2) On your personal setup, the 100 mb you refer to is what is provided within your house via wifi or coax connection to your home lan. This is not related to the speed of the actual adsl internet connection you have.

While 100mb is ok for shifting stuff from one device to another within your home lan, it has no effect whatsoever on the speed of your actual external internet connection - which I think you think is 50 Mbs? Allow me a smile: my adsl connection is rated as 250k - just under what is workable for use of ABC iView for instance.

So I read books, and long posts, such as yours, instead of catching up on back episodes Desparate Housemates and whatever a Kashardian is :)

kvd

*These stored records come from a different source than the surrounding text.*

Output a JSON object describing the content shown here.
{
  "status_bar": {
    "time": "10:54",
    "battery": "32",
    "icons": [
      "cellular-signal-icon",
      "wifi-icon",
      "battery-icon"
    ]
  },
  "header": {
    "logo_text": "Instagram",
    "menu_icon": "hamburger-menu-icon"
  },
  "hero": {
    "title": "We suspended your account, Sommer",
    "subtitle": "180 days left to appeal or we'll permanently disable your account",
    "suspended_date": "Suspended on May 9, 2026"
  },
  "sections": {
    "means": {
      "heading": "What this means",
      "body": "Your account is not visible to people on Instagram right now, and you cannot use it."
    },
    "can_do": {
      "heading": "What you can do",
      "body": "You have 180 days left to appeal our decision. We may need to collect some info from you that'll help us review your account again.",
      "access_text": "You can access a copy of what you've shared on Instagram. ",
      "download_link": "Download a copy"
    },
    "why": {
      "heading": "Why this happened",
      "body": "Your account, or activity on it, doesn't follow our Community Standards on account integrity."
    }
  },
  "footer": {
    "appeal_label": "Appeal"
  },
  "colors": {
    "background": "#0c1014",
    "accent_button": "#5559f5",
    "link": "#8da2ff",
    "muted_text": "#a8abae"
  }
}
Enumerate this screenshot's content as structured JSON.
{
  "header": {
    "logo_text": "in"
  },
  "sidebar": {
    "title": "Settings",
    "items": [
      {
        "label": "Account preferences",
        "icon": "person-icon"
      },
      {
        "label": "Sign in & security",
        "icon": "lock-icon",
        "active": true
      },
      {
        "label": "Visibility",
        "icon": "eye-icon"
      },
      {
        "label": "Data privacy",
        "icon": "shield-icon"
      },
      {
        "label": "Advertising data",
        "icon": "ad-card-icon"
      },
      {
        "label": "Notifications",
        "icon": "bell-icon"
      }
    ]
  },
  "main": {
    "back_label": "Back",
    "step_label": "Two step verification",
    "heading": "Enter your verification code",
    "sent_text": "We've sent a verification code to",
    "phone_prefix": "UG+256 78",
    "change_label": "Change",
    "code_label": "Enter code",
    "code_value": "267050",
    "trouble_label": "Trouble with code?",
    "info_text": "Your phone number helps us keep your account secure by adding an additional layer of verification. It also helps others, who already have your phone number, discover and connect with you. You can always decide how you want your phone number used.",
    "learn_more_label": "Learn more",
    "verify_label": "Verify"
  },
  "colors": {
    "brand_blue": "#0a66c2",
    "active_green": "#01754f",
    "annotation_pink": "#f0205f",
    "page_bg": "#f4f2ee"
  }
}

Anonymous said...

Actually this whole thing stinks.

The Vertigan Report contains the following:

Communications Chambers was commissioned to provide a detailed bottom ‐ up analysis of the technical bandwidth demand for Australia households.

But if you line the Oz and UK reports up side by side there are whole swathes of text and images which are direct cut and pastes Uk to Oz.

UK: http://www.commcham.com/storage/publications/BSG-Domestic-demand-for-bandwidth.pdf

Oz: http://www.communications.gov.au/__data/assets/pdf_file/0013/243040/Forecasting-Australian-Per-Household-Bandwidth-Demand-Commun.pdf

Wonder how much CC got paid to retype the UK report, and which personal assistant actually concocted the differences?

kvd

Rod said...

My ADSL2+ is notionally 24mb/s. However, since it is over copper it is only 6mb/s (depending on other users in the area too). I'm located about 2km from the nearest exchange. I'd be very happy to get the 24mb/s!

100mb/s sounds FAST but having something close to the maximum ADSL2 is something I would like... Beyond that might be useful for something that I don't know about using yet... and I'm in the young super-user demographic.

My work-place however, is a different situation and

A good way to find out how fast your speed really is, is to ping a test website. For example: http://www.speedtest.net/ is what I usually use.

Jim Belshaw said...

Mmmm, Noric. The IT Wire stuff a bit too heavy on the sarcasm for my taste.

kvd's points are very interesting.I am not too distressed by the scissors and paste aspect, we all do that, but the juxtaposition of the two is quite revealing.

Rod, I am not at my own computer at present, but ran the test on this computer twice eight hours apart. The download speed is 27.59, the upload speed just 1.12.

At the moment, my normal download speeds at home are okay for general purposes, although I strike the occasional problem. kvd, I do remember low speed dial up! Upload is sometimes more difficult. It can take a little while to post where photos are involved.

The big choke point in ordinary domestic use at present is in video upload of things like sporting matches.

I have been considering using podcasts as a way of promoting some of my ideas. Have wondered hos difficult that might be with current connections.